(Page and application data records)
________________________

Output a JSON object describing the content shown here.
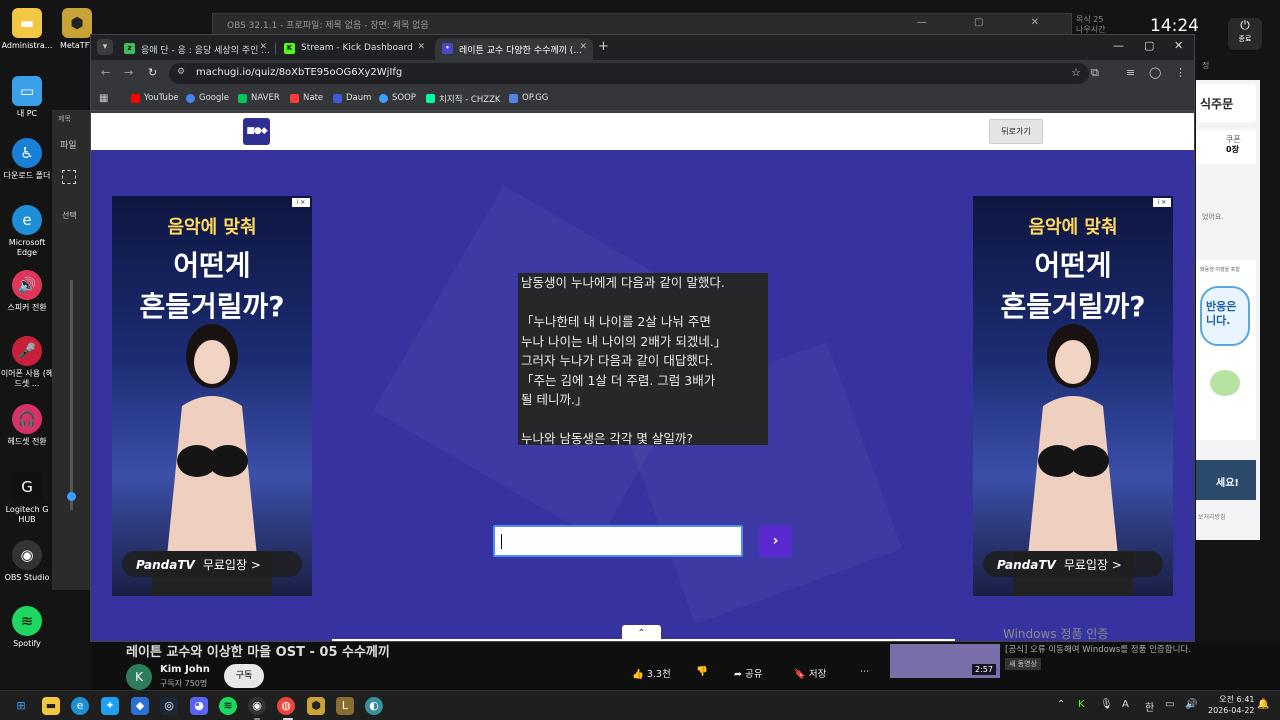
{
  "desktop": {
    "icons": [
      {
        "label": "Administra...",
        "icon": "folder-icon"
      },
      {
        "label": "MetaTFT",
        "icon": "metatft-icon"
      },
      {
        "label": "내 PC",
        "icon": "monitor-icon"
      },
      {
        "label": "다운로드 폴더",
        "icon": "accessibility-icon"
      },
      {
        "label": "Microsoft Edge",
        "icon": "edge-icon"
      },
      {
        "label": "스피커 전환",
        "icon": "speaker-icon"
      },
      {
        "label": "이어폰 사용 (헤드셋 ...",
        "icon": "microphone-icon"
      },
      {
        "label": "헤드셋 전환",
        "icon": "headset-icon"
      },
      {
        "label": "Logitech G HUB",
        "icon": "logitech-icon"
      },
      {
        "label": "OBS Studio",
        "icon": "obs-icon"
      },
      {
        "label": "Spotify",
        "icon": "spotify-icon"
      }
    ]
  },
  "obs": {
    "title": "OBS 32.1.1 - 프로파일: 제목 없음 - 장면: 제목 없음",
    "left_panel": {
      "menu": "파일",
      "tool": "선택",
      "title": "제목"
    }
  },
  "system": {
    "clock": "14:24",
    "weather": "목식 25\n나우시간",
    "power_label": "종료"
  },
  "side_app": {
    "order_label": "식주문",
    "coupon_label": "쿠폰",
    "coupon_count": "0장",
    "small_note": "었어요.",
    "promo_text": "반응은 니다.",
    "promo_top": "돼동쟁 여행을 포함",
    "dark_text": "세요!",
    "footer": "보처리방침",
    "extra": "정"
  },
  "browser": {
    "tabs": [
      {
        "title": "응애 단 - 응 : 응당 세상의 주인 ...",
        "favicon_color": "#3fbf5a",
        "active": false
      },
      {
        "title": "Stream - Kick Dashboard",
        "favicon_color": "#53fc18",
        "active": false
      },
      {
        "title": "레이튼 교수 다양한 수수께끼 (...",
        "favicon_color": "#4b47c9",
        "active": true
      }
    ],
    "url": "machugi.io/quiz/8oXbTE95oOG6Xy2WjIfg",
    "bookmarks": [
      {
        "label": "YouTube",
        "color": "#ff0000"
      },
      {
        "label": "Google",
        "color": "#4285f4"
      },
      {
        "label": "NAVER",
        "color": "#03c75a"
      },
      {
        "label": "Nate",
        "color": "#ff3b3b"
      },
      {
        "label": "Daum",
        "color": "#3c5bd6"
      },
      {
        "label": "SOOP",
        "color": "#3aa0ff"
      },
      {
        "label": "치지직 - CHZZK",
        "color": "#00ffa3"
      },
      {
        "label": "OP.GG",
        "color": "#5383e8"
      }
    ]
  },
  "page": {
    "logo_text": "■●◆",
    "back_button": "뒤로가기",
    "question": "남동생이 누나에게 다음과 같이 말했다.\n\n「누나한테 내 나이를 2살 나눠 주면\n누나 나이는 내 나이의 2배가 되겠네.」\n그러자 누나가 다음과 같이 대답했다.\n「주는 김에 1살 더 주렴. 그럼 3배가\n될 테니까.」\n\n누나와 남동생은 각각 몇 살일까?",
    "answer_value": "",
    "submit_icon": "chevron-right-icon",
    "scroll_icon": "chevron-up-icon",
    "ad": {
      "adchoice": "i ✕",
      "line1": "음악에 맞춰",
      "line2": "어떤게",
      "line3": "흔들거릴까?",
      "brand": "PandaTV",
      "cta": "무료입장 >"
    }
  },
  "youtube": {
    "video_title": "레이튼 교수와 이상한 마을 OST - 05 수수께끼",
    "avatar_letter": "K",
    "channel": "Kim John",
    "subscribers": "구독자 750명",
    "subscribe": "구독",
    "like_count": "3.3천",
    "share": "공유",
    "save": "저장",
    "side_duration": "2:57",
    "side_text": "[공식] 오류 이동해여 Windows를 정품 인증합니다.",
    "side_badge": "새 동영상"
  },
  "activation_text": "Windows 정품 인증",
  "taskbar": {
    "apps": [
      "start-icon",
      "file-explorer-icon",
      "edge-icon",
      "bird-icon",
      "blue-app-icon",
      "steam-icon",
      "discord-icon",
      "spotify-icon",
      "obs-icon",
      "chrome-icon",
      "metatft-icon",
      "lol-icon",
      "globe-icon"
    ],
    "tray_lang": "한",
    "tray_letter": "A",
    "time": "오전 6:41",
    "date": "2026-04-22"
  }
}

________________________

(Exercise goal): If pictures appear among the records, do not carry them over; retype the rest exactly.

(Written answer):
Output a JSON object describing the content shown here.
{
  "desktop": {
    "icons": [
      {
        "label": "Administra...",
        "icon": "folder-icon"
      },
      {
        "label": "MetaTFT",
        "icon": "metatft-icon"
      },
      {
        "label": "내 PC",
        "icon": "monitor-icon"
      },
      {
        "label": "다운로드 폴더",
        "icon": "accessibility-icon"
      },
      {
        "label": "Microsoft Edge",
        "icon": "edge-icon"
      },
      {
        "label": "스피커 전환",
        "icon": "speaker-icon"
      },
      {
        "label": "이어폰 사용 (헤드셋 ...",
        "icon": "microphone-icon"
      },
      {
        "label": "헤드셋 전환",
        "icon": "headset-icon"
      },
      {
        "label": "Logitech G HUB",
        "icon": "logitech-icon"
      },
      {
        "label": "OBS Studio",
        "icon": "obs-icon"
      },
      {
        "label": "Spotify",
        "icon": "spotify-icon"
      }
    ]
  },
  "obs": {
    "title": "OBS 32.1.1 - 프로파일: 제목 없음 - 장면: 제목 없음",
    "left_panel": {
      "menu": "파일",
      "tool": "선택",
      "title": "제목"
    }
  },
  "system": {
    "clock": "14:24",
    "weather": "목식 25\n나우시간",
    "power_label": "종료"
  },
  "side_app": {
    "order_label": "식주문",
    "coupon_label": "쿠폰",
    "coupon_count": "0장",
    "small_note": "었어요.",
    "promo_text": "반응은 니다.",
    "promo_top": "돼동쟁 여행을 포함",
    "dark_text": "세요!",
    "footer": "보처리방침",
    "extra": "정"
  },
  "browser": {
    "tabs": [
      {
        "title": "응애 단 - 응 : 응당 세상의 주인 ...",
        "favicon_color": "#3fbf5a",
        "active": false
      },
      {
        "title": "Stream - Kick Dashboard",
        "favicon_color": "#53fc18",
        "active": false
      },
      {
        "title": "레이튼 교수 다양한 수수께끼 (...",
        "favicon_color": "#4b47c9",
        "active": true
      }
    ],
    "url": "machugi.io/quiz/8oXbTE95oOG6Xy2WjIfg",
    "bookmarks": [
      {
        "label": "YouTube",
        "color": "#ff0000"
      },
      {
        "label": "Google",
        "color": "#4285f4"
      },
      {
        "label": "NAVER",
        "color": "#03c75a"
      },
      {
        "label": "Nate",
        "color": "#ff3b3b"
      },
      {
        "label": "Daum",
        "color": "#3c5bd6"
      },
      {
        "label": "SOOP",
        "color": "#3aa0ff"
      },
      {
        "label": "치지직 - CHZZK",
        "color": "#00ffa3"
      },
      {
        "label": "OP.GG",
        "color": "#5383e8"
      }
    ]
  },
  "page": {
    "logo_text": "■●◆",
    "back_button": "뒤로가기",
    "question": "남동생이 누나에게 다음과 같이 말했다.\n\n「누나한테 내 나이를 2살 나눠 주면\n누나 나이는 내 나이의 2배가 되겠네.」\n그러자 누나가 다음과 같이 대답했다.\n「주는 김에 1살 더 주렴. 그럼 3배가\n될 테니까.」\n\n누나와 남동생은 각각 몇 살일까?",
    "answer_value": "",
    "submit_icon": "chevron-right-icon",
    "scroll_icon": "chevron-up-icon",
    "ad": {
      "adchoice": "i ✕",
      "line1": "음악에 맞춰",
      "line2": "어떤게",
      "line3": "흔들거릴까?",
      "brand": "PandaTV",
      "cta": "무료입장 >"
    }
  },
  "youtube": {
    "video_title": "레이튼 교수와 이상한 마을 OST - 05 수수께끼",
    "avatar_letter": "K",
    "channel": "Kim John",
    "subscribers": "구독자 750명",
    "subscribe": "구독",
    "like_count": "3.3천",
    "share": "공유",
    "save": "저장",
    "side_duration": "2:57",
    "side_text": "[공식] 오류 이동해여 Windows를 정품 인증합니다.",
    "side_badge": "새 동영상"
  },
  "activation_text": "Windows 정품 인증",
  "taskbar": {
    "apps": [
      "start-icon",
      "file-explorer-icon",
      "edge-icon",
      "bird-icon",
      "blue-app-icon",
      "steam-icon",
      "discord-icon",
      "spotify-icon",
      "obs-icon",
      "chrome-icon",
      "metatft-icon",
      "lol-icon",
      "globe-icon"
    ],
    "tray_lang": "한",
    "tray_letter": "A",
    "time": "오전 6:41",
    "date": "2026-04-22"
  }
}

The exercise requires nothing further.